Almost two-thirds of emergency medical services (EMS) workers responding to an international survey said they had been physically attacked on the job, researchers report in a recently published study.1

“These EMS personnel have a rate of occupational fatality comparable to firefighters and police, and a rate of nonfatal injuries that is higher than the rates for police and firefighters and much higher than the national average for all workers,” the authors reported.

Underscoring the international nature of the problem, the researchers are from Australia.

“In Australia, no occupational group has a higher injury or fatality rate than EMS personnel,” they wrote.

In the United States, EMS workers’ risk of violence is 22-times higher than the average risk faced by all workers.

The researchers used an online survey, netting 1,778 EMS respondents from 13 countries.
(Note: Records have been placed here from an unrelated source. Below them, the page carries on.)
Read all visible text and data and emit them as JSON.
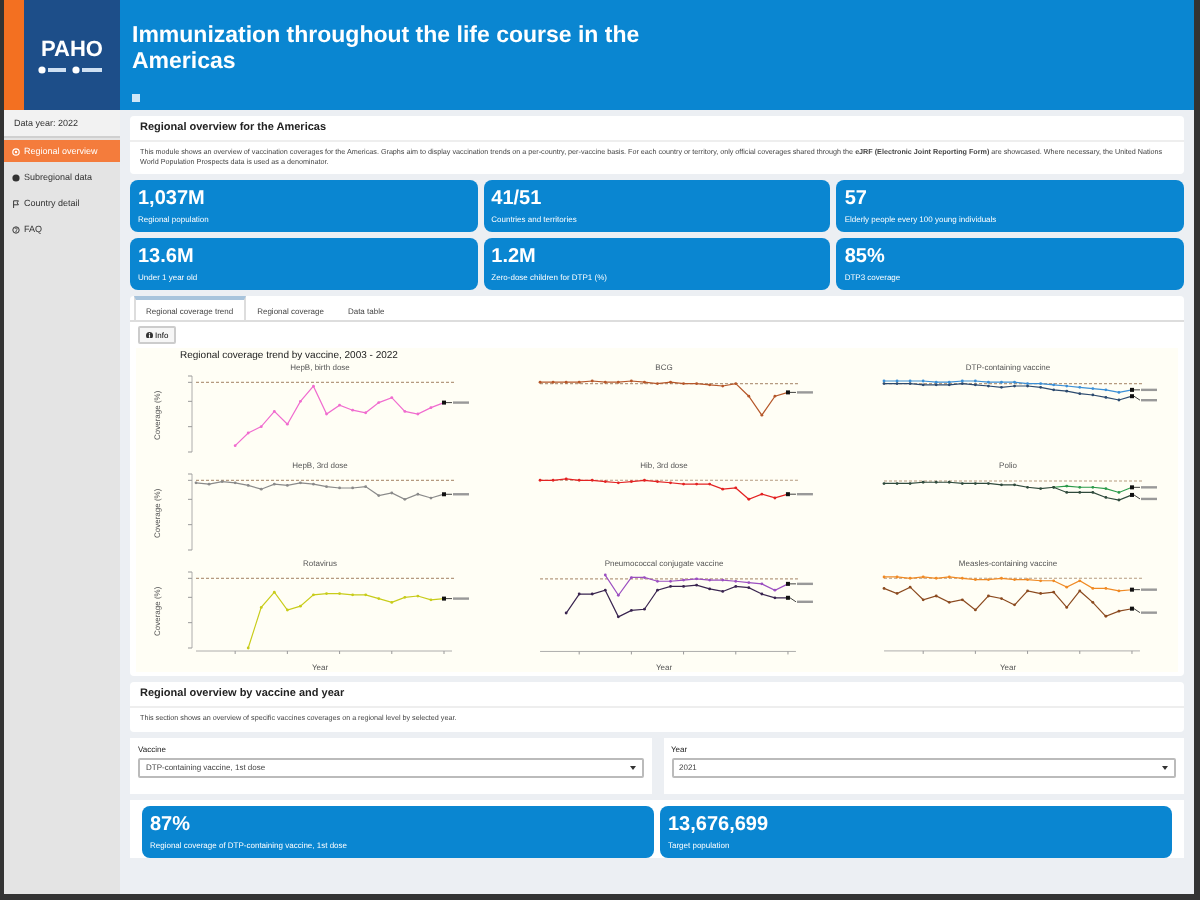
{
  "header": {
    "logo": "PAHO",
    "title": "Immunization throughout the life course in the Americas"
  },
  "sidebar": {
    "data_year": "Data year: 2022",
    "items": [
      {
        "label": "Regional overview",
        "selected": true
      },
      {
        "label": "Subregional data",
        "selected": false
      },
      {
        "label": "Country detail",
        "selected": false
      },
      {
        "label": "FAQ",
        "selected": false
      }
    ]
  },
  "overview": {
    "title": "Regional overview for the Americas",
    "description": "This module shows an overview of vaccination coverages for the Americas. Graphs aim to display vaccination trends on a per-country, per-vaccine basis. For each country or territory, only official coverages shared through the **eJRF (Electronic Joint Reporting Form)** are showcased. Where necessary, the United Nations World Population Prospects data is used as a denominator."
  },
  "kpis": [
    {
      "value": "1,037M",
      "label": "Regional population"
    },
    {
      "value": "41/51",
      "label": "Countries and territories"
    },
    {
      "value": "57",
      "label": "Elderly people every 100 young individuals"
    },
    {
      "value": "13.6M",
      "label": "Under 1 year old"
    },
    {
      "value": "1.2M",
      "label": "Zero-dose children for DTP1 (%)"
    },
    {
      "value": "85%",
      "label": "DTP3 coverage"
    }
  ],
  "tabs": [
    {
      "label": "Regional coverage trend",
      "selected": true
    },
    {
      "label": "Regional coverage",
      "selected": false
    },
    {
      "label": "Data table",
      "selected": false
    }
  ],
  "info_button": "Info",
  "trend_title": "Regional coverage trend by vaccine, 2003 - 2022",
  "panels": [
    {
      "title": "HepB, birth dose",
      "ylabel": "Coverage (%)"
    },
    {
      "title": "BCG"
    },
    {
      "title": "DTP-containing vaccine"
    },
    {
      "title": "HepB, 3rd dose",
      "ylabel": "Coverage (%)"
    },
    {
      "title": "Hib, 3rd dose"
    },
    {
      "title": "Polio"
    },
    {
      "title": "Rotavirus",
      "ylabel": "Coverage (%)",
      "xlabel": "Year"
    },
    {
      "title": "Pneumococcal conjugate vaccine",
      "xlabel": "Year"
    },
    {
      "title": "Measles-containing vaccine",
      "xlabel": "Year"
    }
  ],
  "by_vaccine": {
    "title": "Regional overview by vaccine and year",
    "description": "This section shows an overview of specific vaccines coverages on a regional level by selected year."
  },
  "selects": [
    {
      "label": "Vaccine",
      "value": "DTP-containing vaccine, 1st dose"
    },
    {
      "label": "Year",
      "value": "2021"
    }
  ],
  "vaccine_kpis": [
    {
      "value": "87%",
      "label": "Regional coverage of DTP-containing vaccine, 1st dose"
    },
    {
      "value": "13,676,699",
      "label": "Target population"
    }
  ]
}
Fifty-five percent described their work location as “urban.”

“The majority of respondents were from the U.S.,” the authors stated, making the findings relevant for employee health professionals stateside.
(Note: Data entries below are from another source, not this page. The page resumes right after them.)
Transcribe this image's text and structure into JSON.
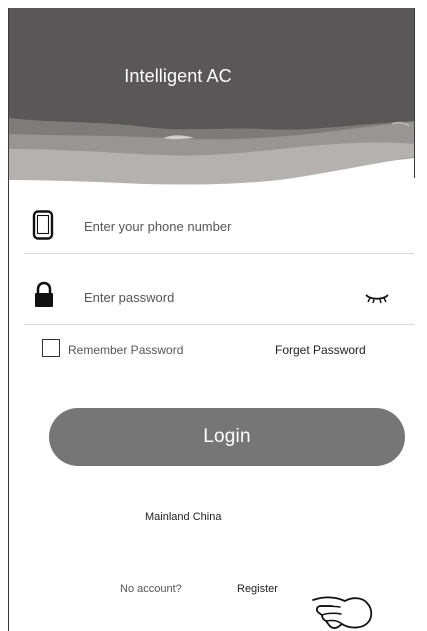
{
  "app": {
    "title": "Intelligent AC"
  },
  "form": {
    "phone": {
      "placeholder": "Enter your phone number",
      "value": "",
      "icon": "phone-icon"
    },
    "password": {
      "placeholder": "Enter password",
      "value": "",
      "icon": "lock-icon",
      "toggle_icon": "eye-closed-icon"
    },
    "remember": {
      "label": "Remember Password",
      "checked": false
    },
    "forget_label": "Forget Password",
    "login_label": "Login"
  },
  "region": {
    "label": "Mainland China"
  },
  "footer": {
    "prompt": "No account?",
    "register_label": "Register",
    "pointer_icon": "pointing-hand-icon"
  },
  "colors": {
    "header_dark": "#595757",
    "wave_light": "#b4b1b0",
    "wave_mid": "#8f8b89",
    "button": "#767676",
    "divider": "#d9d9d9"
  }
}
Overall, 65% of respondents said they had been physically attacked at work.

“In almost 10% of those incidents, the perpetrator used a weapon,” the researchers reported. “Approximately 90% of the perpetrators were patients, and around 5% were patient family members.”

In a related development, a group called the Paramedic Chiefs of Canada (PCC) recently released a position statement saying violence against EMS workers is unacceptable.
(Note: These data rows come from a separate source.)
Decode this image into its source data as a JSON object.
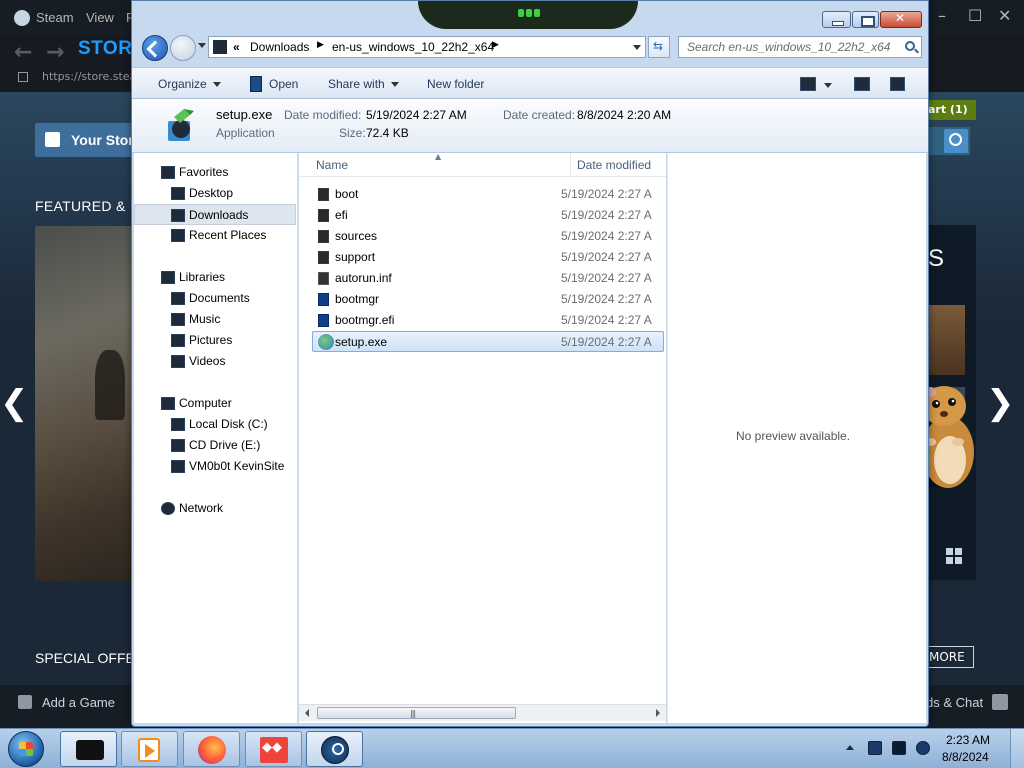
{
  "steam": {
    "menu": [
      "Steam",
      "View",
      "F"
    ],
    "store_tab": "STORE",
    "url": "https://store.steam",
    "your_store": "Your Stor",
    "featured": "FEATURED & R",
    "cart": "art (1)",
    "right_text": "S",
    "special_offers": "SPECIAL OFFE",
    "more": "MORE",
    "add_game": "Add a Game",
    "friends_chat": "ds & Chat",
    "window_controls": [
      "–",
      "☐",
      "✕"
    ]
  },
  "explorer": {
    "address": {
      "prefix": "«",
      "segments": [
        "Downloads",
        "en-us_windows_10_22h2_x64"
      ]
    },
    "search_placeholder": "Search en-us_windows_10_22h2_x64",
    "toolbar": {
      "organize": "Organize",
      "open": "Open",
      "share_with": "Share with",
      "new_folder": "New folder"
    },
    "details": {
      "file_name": "setup.exe",
      "file_type": "Application",
      "modified_label": "Date modified:",
      "modified_value": "5/19/2024 2:27 AM",
      "size_label": "Size:",
      "size_value": "72.4 KB",
      "created_label": "Date created:",
      "created_value": "8/8/2024 2:20 AM"
    },
    "nav": {
      "favorites": "Favorites",
      "desktop": "Desktop",
      "downloads": "Downloads",
      "recent_places": "Recent Places",
      "libraries": "Libraries",
      "documents": "Documents",
      "music": "Music",
      "pictures": "Pictures",
      "videos": "Videos",
      "computer": "Computer",
      "local_disk": "Local Disk (C:)",
      "cd_drive": "CD Drive (E:)",
      "vm_site": "VM0b0t KevinSite",
      "network": "Network"
    },
    "columns": {
      "name": "Name",
      "date_modified": "Date modified"
    },
    "files": [
      {
        "name": "boot",
        "date": "5/19/2024 2:27 A",
        "kind": "folder"
      },
      {
        "name": "efi",
        "date": "5/19/2024 2:27 A",
        "kind": "folder"
      },
      {
        "name": "sources",
        "date": "5/19/2024 2:27 A",
        "kind": "folder"
      },
      {
        "name": "support",
        "date": "5/19/2024 2:27 A",
        "kind": "folder"
      },
      {
        "name": "autorun.inf",
        "date": "5/19/2024 2:27 A",
        "kind": "inf"
      },
      {
        "name": "bootmgr",
        "date": "5/19/2024 2:27 A",
        "kind": "bin"
      },
      {
        "name": "bootmgr.efi",
        "date": "5/19/2024 2:27 A",
        "kind": "bin"
      },
      {
        "name": "setup.exe",
        "date": "5/19/2024 2:27 A",
        "kind": "exe",
        "selected": true
      }
    ],
    "preview_text": "No preview available."
  },
  "taskbar": {
    "apps": [
      "explorer",
      "media-player",
      "firefox",
      "anydesk",
      "steam"
    ],
    "clock_time": "2:23 AM",
    "clock_date": "8/8/2024"
  }
}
“The PCC supports a zero-tolerance position on all forms of violence experienced by paramedics and support staff,” they reported.2 “Each day, as they perform these tasks with compassion and dedication, these same individuals are at high risk of being victims of violence and abuse.”

Workplace violence experienced by EMS has been “linked to psychological injuries in the form of stress, anxiety, and PTSD,” the group stated. “Further, workplace violence has been linked to decreased job satisfaction in paramedics and an intent to leave the profession in healthcare professionals.”

The Canadian group said interventions are needed on several levels including the following:

  • the development of evidence-based training materials on dealing with violent patients and situations that threaten EMS staff;
  • raising public awareness of the human toll and financial impact of the issue;
  • changes in policy and laws to discourage such attacks and follow through with punitive measures against EMS attackers.


  1. Maguire BJ, Browne M, O’Neill BJ, et al. International survey of violence against EMS personnel: physical violence report. Prehosp Disaster Med 2018;33(5):526-531.
  2. PCC. Paramedic Chiefs of Canada Release Position Statement on Violence to Paramedics. Journal of Emergency Medical Services Sept. 18, 2018. Available at: